Best of luck,
I get the cartridge loading, I have a lot of choices with my Plinius Koru.

Without sounding stupid...and I've never proclaimed myself an audio expert....

What exactly is Turntable isolation???  The first thing that comes to mind is a 2-3 inch platform underneath the turntable. I'm all in on this. I've certainly made the investment in LP playback. What else am I missing in terms of isolating my turntable???

As always I truly appreciate the help and guidance of other audiophiles that know a helluva lot more about this stuff than I do.
The Koru is a great phono stage. I've heard lots of good things about its sound quality. If the nearest preset load setting was 120 ohms I would cheerfully go for that but it's likely that 100 will be available.

Interestingly, after I posted I read a review by MF of the quintet and he tells that although they started at 50 they eventually opted for 100 ohms so it looks like, on this occasion, my x20 guess worked better than the usual choices ;)
Can't guarantee that'll work every time but since most go for even higher values I'm very much in a minority anyway! :)
(I'm currently using 220 ohms which for me gives a nice balance on the Delos)


Secondly, most good preamps will pass DC which will of course create havoc with your woofers.
This statement is entirely false. No preamp made passes DC!

Regarding loading:

If loading is affecting the sound, it suggests that the phono section is unstable with RFI at its input. Once corrected you will find that the loading no longer is needed.
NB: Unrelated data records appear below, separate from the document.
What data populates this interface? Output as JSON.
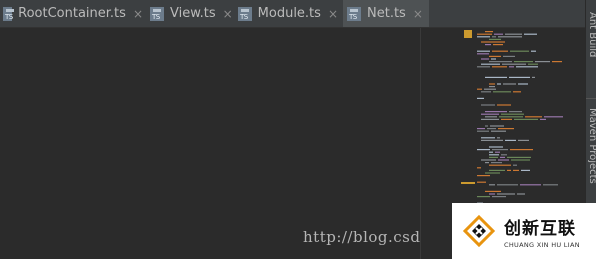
{
  "tabs": [
    {
      "label": "RootContainer.ts",
      "icon": "typescript-file-icon",
      "active": false
    },
    {
      "label": "View.ts",
      "icon": "typescript-file-icon",
      "active": false
    },
    {
      "label": "Module.ts",
      "icon": "typescript-file-icon",
      "active": false
    },
    {
      "label": "Net.ts",
      "icon": "typescript-file-icon",
      "active": true
    }
  ],
  "tab_icon_text": "TS",
  "close_glyph": "×",
  "right_panels": {
    "ant_build": "Ant Build",
    "maven_projects": "Maven Projects"
  },
  "watermark": "http://blog.csd",
  "logo": {
    "cn": "创新互联",
    "en": "CHUANG XIN HU LIAN"
  },
  "colors": {
    "editor_bg": "#2b2b2b",
    "tab_bg": "#3c3f41",
    "active_tab_bg": "#4e5254",
    "minimap_accent": "#cc9a2f"
  }
}
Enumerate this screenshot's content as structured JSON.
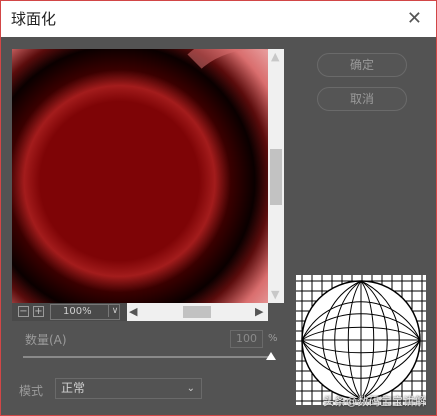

The loading is used to detune a high frequency resonance caused be the inductance of the cartridge and the capacitance of the tone arm cable (inductance and capacitance are the building blocks of Radio Frequency circuits). This resonance is usually well above the audio band and can occur at several MHz.

Many circuits don't sound right in the presence of RF energy so eliminating it or the sensitivity to it (which yields greater benefit) is quite audible.

I discussed this issue with Jonathan Carr of Lyra fame a couple of years ago at Munich. We both had come to the realization that low impedance loading of a cartridge is probably adversely affecting its compliance, and so it likely reducing its performance in some tone arms. The idea is damping, not unlike how an amplifier can damp a loudspeaker.

So if you chose a cartridge to work in an arm based on its compliance (and resulting mechanical resonance), loading the cartridge may throw things off a bit.

Dear Ralph,

"...is probably adversely affecting its compliance..."

I remember hearing about that theory at the time and thinking it sounded "ropey". I have great respect for JC but how resistive loading could influence compliance (physical/mechanical) in a significant/audible way left me feeling slightly sceptical.

Has any more been published about this?
Cheers,

Bill.